A few years later, I would be armed with a pellet gun and, when I was 11, a single shot .410 gauge shotgun. Finally I would hunt with my grandfather's 20-gauge, but because I was only 7 years old, I was armed only with my eyes. However, they provided me with more satisfaction and memorable images than any successful hunt I have experienced since.
Watching Bell work a field was like watching an artist at a canvas. She followed the covey's path through the field, showing us everywhere they had traveled. Some hunting dogs work hard to please their masters, but I believed Bell enjoyed hunting so much that we came second.
When Bell crouched low to the ground and made frequent stops to search methodically with her nose, my spine tingled. This movement told us that she was close to birds. When she came to a screeching halt, Dad would order her to "Whoa," to keep her from busting the covey.
My job was to kick the brush in front of Bell. As Dad continued to keep the dog on point, I stepped forward to flush the quail hiding in the brush. My first kick produced nothing, but when I turned to kick another spot, a rush of wing beats exploded as 20 or more birds took to the air.
Dad fired both barrels and downed two birds. I kept an eye on the rest of the birds and watched them fly toward the end of the fence row and land near some hedge trees. Dad told me to mark the spot, so we could follow them after Bell retrieved the dead birds.
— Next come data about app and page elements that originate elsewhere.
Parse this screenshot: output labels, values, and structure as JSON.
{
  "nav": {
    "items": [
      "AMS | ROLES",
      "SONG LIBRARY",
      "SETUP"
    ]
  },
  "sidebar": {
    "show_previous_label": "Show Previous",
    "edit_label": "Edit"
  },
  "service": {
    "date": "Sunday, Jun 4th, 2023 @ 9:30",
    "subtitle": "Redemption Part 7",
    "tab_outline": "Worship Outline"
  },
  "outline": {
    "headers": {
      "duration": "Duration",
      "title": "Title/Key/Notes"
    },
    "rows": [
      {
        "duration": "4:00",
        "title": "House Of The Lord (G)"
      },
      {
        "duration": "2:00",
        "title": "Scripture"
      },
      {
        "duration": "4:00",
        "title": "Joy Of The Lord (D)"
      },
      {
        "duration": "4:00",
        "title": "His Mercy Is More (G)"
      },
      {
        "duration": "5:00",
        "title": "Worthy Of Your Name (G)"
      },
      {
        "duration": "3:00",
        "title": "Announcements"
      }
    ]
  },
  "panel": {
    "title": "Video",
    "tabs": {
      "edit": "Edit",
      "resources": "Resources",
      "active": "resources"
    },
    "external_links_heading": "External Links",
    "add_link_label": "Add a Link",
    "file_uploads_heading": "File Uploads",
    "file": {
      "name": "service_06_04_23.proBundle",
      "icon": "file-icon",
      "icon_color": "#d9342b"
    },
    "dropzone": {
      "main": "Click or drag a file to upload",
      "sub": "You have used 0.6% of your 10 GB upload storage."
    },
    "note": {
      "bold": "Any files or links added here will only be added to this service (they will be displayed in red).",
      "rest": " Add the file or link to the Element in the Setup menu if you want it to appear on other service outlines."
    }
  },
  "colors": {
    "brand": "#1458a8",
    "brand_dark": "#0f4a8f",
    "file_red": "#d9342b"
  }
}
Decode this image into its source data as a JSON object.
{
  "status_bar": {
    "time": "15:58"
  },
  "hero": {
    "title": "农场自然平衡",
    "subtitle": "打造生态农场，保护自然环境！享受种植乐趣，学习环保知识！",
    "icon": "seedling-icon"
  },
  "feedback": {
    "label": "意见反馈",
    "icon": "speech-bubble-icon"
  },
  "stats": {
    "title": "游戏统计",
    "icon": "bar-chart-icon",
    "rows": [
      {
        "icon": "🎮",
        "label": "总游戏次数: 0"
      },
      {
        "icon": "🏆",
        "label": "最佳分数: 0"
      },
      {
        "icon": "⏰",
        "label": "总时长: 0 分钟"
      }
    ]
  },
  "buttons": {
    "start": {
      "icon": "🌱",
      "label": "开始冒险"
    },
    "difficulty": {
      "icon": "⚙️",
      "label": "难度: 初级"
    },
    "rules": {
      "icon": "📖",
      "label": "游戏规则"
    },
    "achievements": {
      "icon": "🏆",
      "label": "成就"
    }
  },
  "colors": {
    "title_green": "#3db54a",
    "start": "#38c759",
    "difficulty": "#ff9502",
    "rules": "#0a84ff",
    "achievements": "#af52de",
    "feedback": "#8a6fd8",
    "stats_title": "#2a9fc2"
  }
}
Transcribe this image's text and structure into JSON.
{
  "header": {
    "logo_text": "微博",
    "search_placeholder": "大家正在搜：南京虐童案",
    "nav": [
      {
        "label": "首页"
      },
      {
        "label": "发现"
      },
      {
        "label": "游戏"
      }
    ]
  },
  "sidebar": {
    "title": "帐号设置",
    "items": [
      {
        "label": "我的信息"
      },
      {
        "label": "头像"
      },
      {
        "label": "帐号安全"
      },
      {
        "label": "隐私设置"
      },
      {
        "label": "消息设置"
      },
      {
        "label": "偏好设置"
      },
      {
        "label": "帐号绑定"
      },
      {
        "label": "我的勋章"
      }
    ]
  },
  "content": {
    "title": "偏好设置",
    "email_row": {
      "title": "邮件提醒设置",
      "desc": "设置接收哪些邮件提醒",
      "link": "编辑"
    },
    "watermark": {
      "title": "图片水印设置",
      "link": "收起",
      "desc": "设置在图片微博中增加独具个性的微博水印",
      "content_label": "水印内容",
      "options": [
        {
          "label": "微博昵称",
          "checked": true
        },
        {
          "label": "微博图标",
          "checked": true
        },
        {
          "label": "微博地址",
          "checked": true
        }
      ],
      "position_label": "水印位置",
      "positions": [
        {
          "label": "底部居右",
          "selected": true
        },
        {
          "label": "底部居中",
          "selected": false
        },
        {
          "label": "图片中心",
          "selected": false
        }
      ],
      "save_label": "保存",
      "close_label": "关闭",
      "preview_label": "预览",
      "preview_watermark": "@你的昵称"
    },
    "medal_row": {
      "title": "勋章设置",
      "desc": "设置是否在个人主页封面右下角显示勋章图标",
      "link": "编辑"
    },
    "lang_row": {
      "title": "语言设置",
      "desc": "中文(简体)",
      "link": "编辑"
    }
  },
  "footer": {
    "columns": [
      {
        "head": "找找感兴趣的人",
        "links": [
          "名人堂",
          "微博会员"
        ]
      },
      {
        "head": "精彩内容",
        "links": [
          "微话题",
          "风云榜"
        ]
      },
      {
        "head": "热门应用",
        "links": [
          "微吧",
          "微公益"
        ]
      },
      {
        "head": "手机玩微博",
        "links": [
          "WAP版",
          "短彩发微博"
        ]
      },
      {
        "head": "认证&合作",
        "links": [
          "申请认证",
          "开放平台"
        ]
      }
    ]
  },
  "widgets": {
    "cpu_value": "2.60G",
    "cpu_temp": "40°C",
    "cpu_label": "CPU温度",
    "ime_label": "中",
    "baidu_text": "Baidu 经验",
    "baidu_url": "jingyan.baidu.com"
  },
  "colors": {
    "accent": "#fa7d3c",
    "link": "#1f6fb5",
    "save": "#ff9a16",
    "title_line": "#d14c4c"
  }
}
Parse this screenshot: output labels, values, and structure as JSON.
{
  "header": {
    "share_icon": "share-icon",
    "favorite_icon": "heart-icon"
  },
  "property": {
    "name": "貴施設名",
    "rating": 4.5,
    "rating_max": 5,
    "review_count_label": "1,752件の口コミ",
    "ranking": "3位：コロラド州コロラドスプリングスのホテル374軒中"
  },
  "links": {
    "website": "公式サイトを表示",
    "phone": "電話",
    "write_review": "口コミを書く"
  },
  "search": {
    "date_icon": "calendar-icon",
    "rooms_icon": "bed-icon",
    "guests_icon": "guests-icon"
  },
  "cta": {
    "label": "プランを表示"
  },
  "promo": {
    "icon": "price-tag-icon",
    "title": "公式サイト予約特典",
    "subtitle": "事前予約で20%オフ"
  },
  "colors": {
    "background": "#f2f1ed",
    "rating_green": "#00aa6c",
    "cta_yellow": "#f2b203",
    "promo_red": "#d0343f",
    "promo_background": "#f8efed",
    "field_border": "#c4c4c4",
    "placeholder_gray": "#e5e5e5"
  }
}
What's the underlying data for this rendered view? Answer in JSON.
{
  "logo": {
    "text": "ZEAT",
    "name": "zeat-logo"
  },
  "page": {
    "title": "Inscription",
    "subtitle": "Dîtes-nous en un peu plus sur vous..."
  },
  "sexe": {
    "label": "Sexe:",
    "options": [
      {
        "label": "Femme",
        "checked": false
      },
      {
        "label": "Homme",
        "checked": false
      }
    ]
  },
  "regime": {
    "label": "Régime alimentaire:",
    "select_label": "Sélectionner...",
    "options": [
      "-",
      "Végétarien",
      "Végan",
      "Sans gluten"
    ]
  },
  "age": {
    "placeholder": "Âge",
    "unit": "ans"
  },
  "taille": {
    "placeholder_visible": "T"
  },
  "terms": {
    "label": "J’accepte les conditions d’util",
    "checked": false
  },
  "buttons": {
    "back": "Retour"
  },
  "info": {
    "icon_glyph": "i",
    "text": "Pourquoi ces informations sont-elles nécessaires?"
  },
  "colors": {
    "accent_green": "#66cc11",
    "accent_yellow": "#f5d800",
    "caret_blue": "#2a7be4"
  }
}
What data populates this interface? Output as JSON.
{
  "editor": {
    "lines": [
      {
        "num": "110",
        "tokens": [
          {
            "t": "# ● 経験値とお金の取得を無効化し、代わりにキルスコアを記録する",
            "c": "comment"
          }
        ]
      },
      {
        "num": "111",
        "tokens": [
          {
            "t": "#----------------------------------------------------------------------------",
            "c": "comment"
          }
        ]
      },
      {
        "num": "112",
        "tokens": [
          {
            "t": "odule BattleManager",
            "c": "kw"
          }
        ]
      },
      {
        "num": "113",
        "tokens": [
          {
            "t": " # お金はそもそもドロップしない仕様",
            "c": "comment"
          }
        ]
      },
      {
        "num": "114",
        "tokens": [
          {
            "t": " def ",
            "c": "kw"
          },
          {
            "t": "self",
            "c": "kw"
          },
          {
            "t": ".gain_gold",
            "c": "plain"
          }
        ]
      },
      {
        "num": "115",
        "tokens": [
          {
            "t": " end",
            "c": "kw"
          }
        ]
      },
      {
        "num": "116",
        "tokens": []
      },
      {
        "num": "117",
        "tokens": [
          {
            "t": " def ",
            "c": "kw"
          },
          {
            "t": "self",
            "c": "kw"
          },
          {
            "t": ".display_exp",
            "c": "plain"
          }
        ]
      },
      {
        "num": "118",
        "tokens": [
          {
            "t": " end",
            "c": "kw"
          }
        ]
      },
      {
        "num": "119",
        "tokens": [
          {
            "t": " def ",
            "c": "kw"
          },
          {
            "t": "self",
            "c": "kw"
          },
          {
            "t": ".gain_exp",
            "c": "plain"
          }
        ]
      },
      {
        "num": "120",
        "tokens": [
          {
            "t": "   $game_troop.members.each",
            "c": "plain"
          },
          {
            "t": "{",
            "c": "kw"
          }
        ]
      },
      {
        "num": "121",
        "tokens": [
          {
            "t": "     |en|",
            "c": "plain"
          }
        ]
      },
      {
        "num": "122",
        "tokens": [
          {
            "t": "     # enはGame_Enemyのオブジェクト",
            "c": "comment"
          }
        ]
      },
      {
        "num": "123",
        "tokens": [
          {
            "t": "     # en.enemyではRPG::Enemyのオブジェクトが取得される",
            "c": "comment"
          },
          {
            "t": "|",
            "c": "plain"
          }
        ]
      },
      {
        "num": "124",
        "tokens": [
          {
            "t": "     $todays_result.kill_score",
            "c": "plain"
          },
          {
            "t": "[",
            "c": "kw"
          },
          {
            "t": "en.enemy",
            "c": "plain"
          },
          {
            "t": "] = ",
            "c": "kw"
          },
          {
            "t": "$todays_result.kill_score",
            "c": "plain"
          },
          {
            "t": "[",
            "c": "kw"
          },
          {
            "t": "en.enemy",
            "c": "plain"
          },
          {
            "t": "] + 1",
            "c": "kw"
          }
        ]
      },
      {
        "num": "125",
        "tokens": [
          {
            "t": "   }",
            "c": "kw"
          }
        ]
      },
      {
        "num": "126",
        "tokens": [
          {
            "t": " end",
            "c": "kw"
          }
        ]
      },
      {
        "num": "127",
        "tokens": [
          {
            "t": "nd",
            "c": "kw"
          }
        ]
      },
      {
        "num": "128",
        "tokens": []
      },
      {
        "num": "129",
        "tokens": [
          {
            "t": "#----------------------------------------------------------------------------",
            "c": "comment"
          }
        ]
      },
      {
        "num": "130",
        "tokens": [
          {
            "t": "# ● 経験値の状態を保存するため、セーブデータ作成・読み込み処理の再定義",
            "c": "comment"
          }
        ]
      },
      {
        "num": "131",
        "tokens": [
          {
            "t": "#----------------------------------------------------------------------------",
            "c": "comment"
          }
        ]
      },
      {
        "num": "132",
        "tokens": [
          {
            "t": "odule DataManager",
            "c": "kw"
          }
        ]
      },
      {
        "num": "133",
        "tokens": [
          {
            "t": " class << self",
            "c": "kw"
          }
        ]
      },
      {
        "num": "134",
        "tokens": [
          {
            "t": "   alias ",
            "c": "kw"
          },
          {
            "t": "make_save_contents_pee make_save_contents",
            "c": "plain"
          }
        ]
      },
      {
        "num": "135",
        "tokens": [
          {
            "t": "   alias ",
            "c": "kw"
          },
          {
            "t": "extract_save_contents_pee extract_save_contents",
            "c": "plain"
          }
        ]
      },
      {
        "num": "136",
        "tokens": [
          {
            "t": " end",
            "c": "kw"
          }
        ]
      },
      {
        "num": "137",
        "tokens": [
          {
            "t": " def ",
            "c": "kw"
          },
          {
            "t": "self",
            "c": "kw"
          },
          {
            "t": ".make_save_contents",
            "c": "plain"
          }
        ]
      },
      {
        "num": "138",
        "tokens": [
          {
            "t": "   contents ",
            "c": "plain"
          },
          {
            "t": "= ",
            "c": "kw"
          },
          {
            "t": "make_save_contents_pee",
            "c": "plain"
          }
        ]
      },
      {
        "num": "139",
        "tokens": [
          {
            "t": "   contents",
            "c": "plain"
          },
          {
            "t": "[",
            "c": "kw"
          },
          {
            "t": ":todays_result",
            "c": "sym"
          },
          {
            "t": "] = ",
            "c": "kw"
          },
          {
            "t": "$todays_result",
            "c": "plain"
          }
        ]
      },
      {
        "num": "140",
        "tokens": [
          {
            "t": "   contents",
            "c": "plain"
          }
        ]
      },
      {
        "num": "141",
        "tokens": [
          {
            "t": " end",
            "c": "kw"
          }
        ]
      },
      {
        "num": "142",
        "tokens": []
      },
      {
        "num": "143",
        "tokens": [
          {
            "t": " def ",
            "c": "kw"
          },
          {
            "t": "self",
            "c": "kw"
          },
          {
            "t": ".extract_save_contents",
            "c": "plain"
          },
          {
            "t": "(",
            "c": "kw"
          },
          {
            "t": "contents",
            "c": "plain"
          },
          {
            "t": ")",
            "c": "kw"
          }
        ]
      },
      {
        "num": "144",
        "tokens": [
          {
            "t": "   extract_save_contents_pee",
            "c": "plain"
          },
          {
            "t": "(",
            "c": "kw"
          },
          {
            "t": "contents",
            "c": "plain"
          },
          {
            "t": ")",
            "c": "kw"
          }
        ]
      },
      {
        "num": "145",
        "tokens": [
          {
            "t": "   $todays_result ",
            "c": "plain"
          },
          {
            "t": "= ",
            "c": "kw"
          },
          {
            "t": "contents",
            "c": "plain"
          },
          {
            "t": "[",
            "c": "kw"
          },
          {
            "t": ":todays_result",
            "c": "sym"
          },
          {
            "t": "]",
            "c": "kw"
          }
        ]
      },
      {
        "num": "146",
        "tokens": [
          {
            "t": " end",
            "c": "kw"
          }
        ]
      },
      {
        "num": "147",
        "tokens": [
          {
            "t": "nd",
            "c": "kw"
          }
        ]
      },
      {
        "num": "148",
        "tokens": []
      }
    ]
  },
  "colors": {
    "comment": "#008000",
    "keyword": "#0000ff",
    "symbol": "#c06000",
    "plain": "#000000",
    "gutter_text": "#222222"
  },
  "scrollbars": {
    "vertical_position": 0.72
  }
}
Dad took two more quail from that covey and another two from another covey later that afternoon. He always told me never to overpursue one covey and to try to shoot roosters, because killing hens was like killing a clutch. Dad said he always tried to pick out the black and white striped heads of roosters as a covey rose. At my age and ever since, this has made all the sense in the world.
My dad and I watched the setting sun paint the sky over the McNabb farm with shades of red, orange, pink and purple. We sat and listened to the quail calling out to others who had been separated from the covey. The lost birds would return a call of "bob-white" as they regrouped.
"Quail need each other," Dad said. "They depend on one another to survive." He told me how the warmth of several quail together kept the covey from freezing overnight in cold temperatures. "That's teamwork, Son," he said. "It's like family taking care of family."
Bell sat next to us, licking her paws, which the miles of ground she had covered had made tender. Later we would feed her well and tend to her scratches and cuts.
I looked closely at one of the birds Dad had shot and was amazed by the colors that allowed it to blend perfectly with its natural surroundings. Dad would clean and dress the birds when we got home, and I would have bet my piggybank that these quail would be on the family dinner table Thanksgiving Day.
Bell died before I was old enough to hunt quail behind her, but my dad and I shared many other hunts behind other bird dogs. That special day, however, stands out. Whatever else happened in the world in 1974, my memories of that year will always be of our Thanksgiving quail hunt.
I thank that hunt and similar ones for instilling values in me that would shape my future. The days spent with my father and Bell in the field and the early exposure to hunting and conservation launched me into a career as a conservation agent. I now believe that in the performance of my duties I am helping ensure that other families can grow closer together and build their own treasure of outdoor memories.